Pepsi, take note.
It’s not often you’ll walk into a bar ready to have your views challenged by a total stranger.
But in a new Heineken advertisement called “Worlds Apart,” three pairs of people with fundamentally different views on feminism, climate change, and transgender people actually sit down, have a drink, and talk it out.
The ad begins with both people in the pairs sharing their social views—one woman thinks that feminism hasn’t gone far enough, while her counterpart says he shares views of the “new right” and thinks feminism is “man-hating.” One man thinks climate change is fake, while another thinks we’re not doing enough to stop it. A third woman, who openly identifies as transgender, advocates for trans people to have their own voices, while her challenger doesn’t understand what it means to be trans at all.
Yet, when each of the pairs are introduced to complete simple tasks—build two stools and a bar during which they discuss words they feel represents themselves, individually and together—neither person knows that the other fundamentally opposes their beliefs or existence. However, they get the job done, putting together the furniture, then listening to each other describe their lives.
The ad comes to a head when it’s revealed that this person who the other has been chatting with holds completely different beliefs. And then, there is the choice: either stay and discuss their differences over a beer—or leave.
Compared to Pepsi’s tone-deaf advertisement featuring Kendall Jenner that co-opted the Black Lives Matter movement earlier this month, Heineken’s four-and-a-half-minute spot is a sigh of relief. Perhaps people really can bridge divides with a refreshing beverage.
Watch the full ad below:

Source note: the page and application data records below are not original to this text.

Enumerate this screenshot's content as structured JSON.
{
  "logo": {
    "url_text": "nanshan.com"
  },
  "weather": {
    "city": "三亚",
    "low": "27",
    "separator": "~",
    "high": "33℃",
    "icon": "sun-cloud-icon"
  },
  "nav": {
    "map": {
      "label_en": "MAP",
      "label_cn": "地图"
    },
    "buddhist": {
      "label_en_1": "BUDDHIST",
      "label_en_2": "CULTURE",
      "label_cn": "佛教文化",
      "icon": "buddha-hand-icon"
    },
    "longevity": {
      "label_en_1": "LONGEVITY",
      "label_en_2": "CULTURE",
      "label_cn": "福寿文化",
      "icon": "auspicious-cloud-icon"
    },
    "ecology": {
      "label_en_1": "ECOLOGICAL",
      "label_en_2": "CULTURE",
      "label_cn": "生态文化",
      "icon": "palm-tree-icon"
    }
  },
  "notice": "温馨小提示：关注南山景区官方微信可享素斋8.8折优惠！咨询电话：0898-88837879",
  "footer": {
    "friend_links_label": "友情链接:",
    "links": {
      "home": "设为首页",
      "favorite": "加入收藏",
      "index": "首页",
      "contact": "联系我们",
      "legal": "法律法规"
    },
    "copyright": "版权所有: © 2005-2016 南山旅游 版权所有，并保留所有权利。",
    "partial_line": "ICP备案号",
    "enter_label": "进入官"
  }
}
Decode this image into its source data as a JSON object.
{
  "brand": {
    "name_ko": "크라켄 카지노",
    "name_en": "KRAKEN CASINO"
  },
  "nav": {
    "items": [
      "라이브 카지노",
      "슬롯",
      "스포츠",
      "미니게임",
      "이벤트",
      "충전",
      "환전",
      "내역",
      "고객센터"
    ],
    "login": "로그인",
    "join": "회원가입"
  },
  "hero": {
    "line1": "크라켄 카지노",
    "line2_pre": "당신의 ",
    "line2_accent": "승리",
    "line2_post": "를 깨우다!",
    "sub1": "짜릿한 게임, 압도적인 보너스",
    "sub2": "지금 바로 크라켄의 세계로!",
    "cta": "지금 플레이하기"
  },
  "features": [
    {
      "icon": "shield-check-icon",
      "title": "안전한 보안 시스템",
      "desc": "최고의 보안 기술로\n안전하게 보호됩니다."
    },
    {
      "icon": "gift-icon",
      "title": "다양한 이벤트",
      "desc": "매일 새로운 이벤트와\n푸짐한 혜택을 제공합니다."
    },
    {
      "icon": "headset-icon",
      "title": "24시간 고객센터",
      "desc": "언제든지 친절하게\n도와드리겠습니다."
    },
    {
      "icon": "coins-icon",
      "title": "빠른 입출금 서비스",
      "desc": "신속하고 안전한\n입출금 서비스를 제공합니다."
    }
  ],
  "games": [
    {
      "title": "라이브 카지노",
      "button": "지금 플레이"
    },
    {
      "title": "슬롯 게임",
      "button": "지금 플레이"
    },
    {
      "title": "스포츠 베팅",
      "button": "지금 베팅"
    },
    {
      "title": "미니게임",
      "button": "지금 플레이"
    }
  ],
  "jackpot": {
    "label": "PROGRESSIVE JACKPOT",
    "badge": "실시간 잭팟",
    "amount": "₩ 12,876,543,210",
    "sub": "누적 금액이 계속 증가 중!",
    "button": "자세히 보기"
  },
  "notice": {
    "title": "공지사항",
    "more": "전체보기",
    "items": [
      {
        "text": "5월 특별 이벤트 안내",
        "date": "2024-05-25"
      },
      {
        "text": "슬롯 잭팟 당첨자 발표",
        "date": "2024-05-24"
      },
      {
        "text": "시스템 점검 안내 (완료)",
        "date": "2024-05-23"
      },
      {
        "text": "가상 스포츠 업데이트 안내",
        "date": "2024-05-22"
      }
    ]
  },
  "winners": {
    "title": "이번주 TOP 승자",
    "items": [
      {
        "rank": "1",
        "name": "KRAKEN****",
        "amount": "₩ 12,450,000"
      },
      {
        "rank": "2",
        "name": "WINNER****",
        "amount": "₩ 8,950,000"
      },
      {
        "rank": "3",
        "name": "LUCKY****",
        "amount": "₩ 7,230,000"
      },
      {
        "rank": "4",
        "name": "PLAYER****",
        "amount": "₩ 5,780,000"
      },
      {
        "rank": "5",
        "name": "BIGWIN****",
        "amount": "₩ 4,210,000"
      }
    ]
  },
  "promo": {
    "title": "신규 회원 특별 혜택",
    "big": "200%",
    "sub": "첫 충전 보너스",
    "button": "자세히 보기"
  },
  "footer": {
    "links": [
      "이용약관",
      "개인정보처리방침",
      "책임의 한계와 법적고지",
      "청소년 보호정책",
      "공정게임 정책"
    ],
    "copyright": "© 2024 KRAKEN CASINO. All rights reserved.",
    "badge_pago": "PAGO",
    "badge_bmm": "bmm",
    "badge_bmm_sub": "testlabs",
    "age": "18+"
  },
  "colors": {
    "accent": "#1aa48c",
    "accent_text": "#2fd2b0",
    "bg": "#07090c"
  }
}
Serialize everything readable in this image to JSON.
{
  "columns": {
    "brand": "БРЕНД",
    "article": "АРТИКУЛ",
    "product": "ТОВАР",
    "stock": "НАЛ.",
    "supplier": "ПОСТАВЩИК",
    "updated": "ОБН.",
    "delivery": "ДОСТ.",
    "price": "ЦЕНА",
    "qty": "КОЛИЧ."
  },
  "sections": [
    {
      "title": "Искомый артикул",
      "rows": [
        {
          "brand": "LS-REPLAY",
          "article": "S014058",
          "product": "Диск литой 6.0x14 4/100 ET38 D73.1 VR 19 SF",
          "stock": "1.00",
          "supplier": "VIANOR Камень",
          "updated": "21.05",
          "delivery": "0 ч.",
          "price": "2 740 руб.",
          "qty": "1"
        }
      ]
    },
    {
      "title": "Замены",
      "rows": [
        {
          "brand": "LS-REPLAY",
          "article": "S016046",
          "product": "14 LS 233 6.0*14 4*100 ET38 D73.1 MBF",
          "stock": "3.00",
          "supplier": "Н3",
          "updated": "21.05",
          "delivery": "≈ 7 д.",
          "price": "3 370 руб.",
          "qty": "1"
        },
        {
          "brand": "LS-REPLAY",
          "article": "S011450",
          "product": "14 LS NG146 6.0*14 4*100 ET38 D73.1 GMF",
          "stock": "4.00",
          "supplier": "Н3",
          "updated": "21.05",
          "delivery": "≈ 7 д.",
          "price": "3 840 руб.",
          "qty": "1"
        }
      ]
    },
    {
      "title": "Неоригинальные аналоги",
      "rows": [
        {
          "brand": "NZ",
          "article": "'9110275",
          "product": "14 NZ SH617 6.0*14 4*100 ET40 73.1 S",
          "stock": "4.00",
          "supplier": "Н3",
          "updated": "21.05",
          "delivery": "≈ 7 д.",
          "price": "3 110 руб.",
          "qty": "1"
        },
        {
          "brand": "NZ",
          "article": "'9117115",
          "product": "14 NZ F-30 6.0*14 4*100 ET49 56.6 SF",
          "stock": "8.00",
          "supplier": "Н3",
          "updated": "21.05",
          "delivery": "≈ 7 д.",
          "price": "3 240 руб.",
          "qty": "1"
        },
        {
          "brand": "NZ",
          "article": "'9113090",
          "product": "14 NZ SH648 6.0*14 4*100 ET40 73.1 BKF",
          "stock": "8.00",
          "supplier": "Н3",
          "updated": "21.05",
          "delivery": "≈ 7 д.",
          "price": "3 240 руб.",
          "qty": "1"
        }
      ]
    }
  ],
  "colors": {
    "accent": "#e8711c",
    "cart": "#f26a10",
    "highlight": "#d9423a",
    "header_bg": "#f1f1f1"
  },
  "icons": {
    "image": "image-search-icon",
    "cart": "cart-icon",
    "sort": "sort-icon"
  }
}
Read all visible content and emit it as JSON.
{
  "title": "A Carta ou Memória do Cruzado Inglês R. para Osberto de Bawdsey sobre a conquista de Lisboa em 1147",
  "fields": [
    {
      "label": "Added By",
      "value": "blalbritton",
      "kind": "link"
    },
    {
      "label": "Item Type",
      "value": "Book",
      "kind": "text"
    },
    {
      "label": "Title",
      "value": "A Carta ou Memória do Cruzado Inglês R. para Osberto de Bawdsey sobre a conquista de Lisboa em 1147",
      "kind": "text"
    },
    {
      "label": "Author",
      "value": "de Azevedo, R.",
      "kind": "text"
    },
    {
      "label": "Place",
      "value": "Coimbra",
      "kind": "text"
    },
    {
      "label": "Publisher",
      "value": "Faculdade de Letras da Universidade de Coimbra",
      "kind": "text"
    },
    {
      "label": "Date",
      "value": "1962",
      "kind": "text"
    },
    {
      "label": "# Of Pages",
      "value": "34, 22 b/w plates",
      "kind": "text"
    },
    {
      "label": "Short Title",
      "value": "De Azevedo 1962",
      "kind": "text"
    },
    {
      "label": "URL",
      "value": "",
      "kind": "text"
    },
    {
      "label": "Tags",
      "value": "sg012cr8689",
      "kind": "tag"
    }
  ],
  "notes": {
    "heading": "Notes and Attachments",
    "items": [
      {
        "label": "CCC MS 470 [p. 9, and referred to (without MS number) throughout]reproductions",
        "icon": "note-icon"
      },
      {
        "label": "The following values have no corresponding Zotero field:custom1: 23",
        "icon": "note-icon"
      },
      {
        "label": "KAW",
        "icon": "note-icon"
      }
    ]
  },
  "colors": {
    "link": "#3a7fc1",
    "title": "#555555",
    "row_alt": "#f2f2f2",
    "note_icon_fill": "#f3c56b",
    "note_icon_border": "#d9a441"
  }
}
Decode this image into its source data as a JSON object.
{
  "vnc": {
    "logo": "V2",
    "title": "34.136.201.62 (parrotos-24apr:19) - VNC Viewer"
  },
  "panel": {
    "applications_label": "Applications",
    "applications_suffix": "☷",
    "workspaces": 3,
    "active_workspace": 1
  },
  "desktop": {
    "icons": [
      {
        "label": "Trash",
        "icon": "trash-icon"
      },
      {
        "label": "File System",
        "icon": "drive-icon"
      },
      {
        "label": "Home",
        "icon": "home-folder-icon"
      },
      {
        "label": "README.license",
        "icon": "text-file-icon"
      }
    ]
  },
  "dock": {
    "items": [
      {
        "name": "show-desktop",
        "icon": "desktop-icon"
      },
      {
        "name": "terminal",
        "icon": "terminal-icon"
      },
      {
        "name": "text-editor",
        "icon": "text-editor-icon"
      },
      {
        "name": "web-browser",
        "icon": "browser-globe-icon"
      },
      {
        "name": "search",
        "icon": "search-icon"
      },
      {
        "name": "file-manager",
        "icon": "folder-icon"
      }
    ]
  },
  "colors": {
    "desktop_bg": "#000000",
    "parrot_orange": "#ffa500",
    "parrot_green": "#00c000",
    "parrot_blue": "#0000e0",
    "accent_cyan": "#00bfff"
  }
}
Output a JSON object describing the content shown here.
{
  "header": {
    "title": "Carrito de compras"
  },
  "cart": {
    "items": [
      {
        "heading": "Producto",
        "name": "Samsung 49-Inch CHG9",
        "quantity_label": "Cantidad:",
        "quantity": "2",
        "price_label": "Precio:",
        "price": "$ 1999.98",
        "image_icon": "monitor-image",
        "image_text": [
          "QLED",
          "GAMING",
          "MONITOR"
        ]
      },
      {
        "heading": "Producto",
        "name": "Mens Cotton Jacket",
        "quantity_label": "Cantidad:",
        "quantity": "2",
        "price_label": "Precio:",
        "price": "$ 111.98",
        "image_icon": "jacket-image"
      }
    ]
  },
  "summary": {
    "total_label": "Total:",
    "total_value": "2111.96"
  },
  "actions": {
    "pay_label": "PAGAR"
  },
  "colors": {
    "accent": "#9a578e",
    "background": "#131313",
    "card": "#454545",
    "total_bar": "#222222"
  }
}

Samantha Grasso is a former IRL staff writer for the Daily Dot with a reporting emphasis on immigration. Her work has appeared on Los Angeles Magazine, Death And Taxes, Revelist, Texts From Last Night, Austin Monthly, and she has previously contributed to Texas Monthly.